■ What is expected ■
I need every line of the material below that includes the string "duration".

■ Input records ■
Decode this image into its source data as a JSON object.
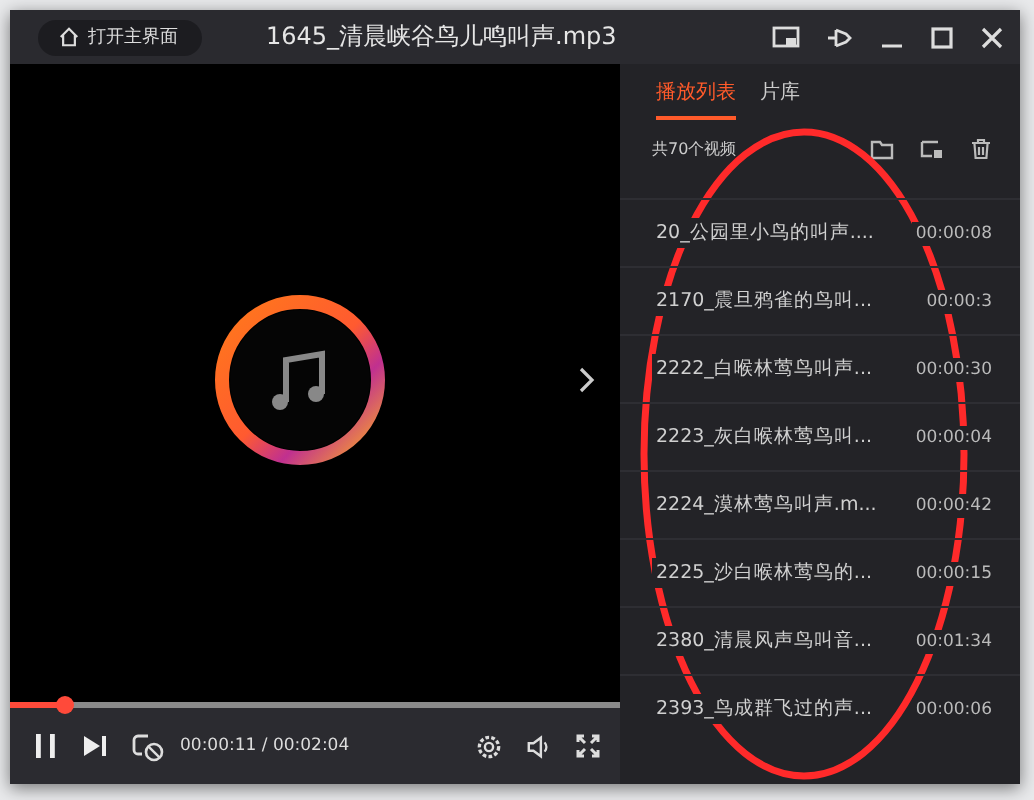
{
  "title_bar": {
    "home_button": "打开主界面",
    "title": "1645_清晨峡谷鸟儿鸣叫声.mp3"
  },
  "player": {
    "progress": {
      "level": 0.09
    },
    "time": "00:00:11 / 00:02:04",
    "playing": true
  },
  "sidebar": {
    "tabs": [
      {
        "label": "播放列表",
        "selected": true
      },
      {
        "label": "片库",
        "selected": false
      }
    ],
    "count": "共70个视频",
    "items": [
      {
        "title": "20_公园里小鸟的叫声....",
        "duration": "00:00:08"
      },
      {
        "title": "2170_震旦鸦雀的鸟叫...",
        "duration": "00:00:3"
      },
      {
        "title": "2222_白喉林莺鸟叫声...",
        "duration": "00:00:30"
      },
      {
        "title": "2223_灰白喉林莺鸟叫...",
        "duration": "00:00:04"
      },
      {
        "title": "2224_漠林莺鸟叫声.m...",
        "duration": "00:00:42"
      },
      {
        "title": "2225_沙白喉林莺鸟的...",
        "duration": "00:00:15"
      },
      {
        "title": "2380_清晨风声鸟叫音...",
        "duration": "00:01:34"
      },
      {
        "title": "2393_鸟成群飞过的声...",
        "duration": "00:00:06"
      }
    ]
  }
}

■ Written solution ■
        "duration": "00:00:08"
        "duration": "00:00:3"
        "duration": "00:00:30"
        "duration": "00:00:04"
        "duration": "00:00:42"
        "duration": "00:00:15"
        "duration": "00:01:34"
        "duration": "00:00:06"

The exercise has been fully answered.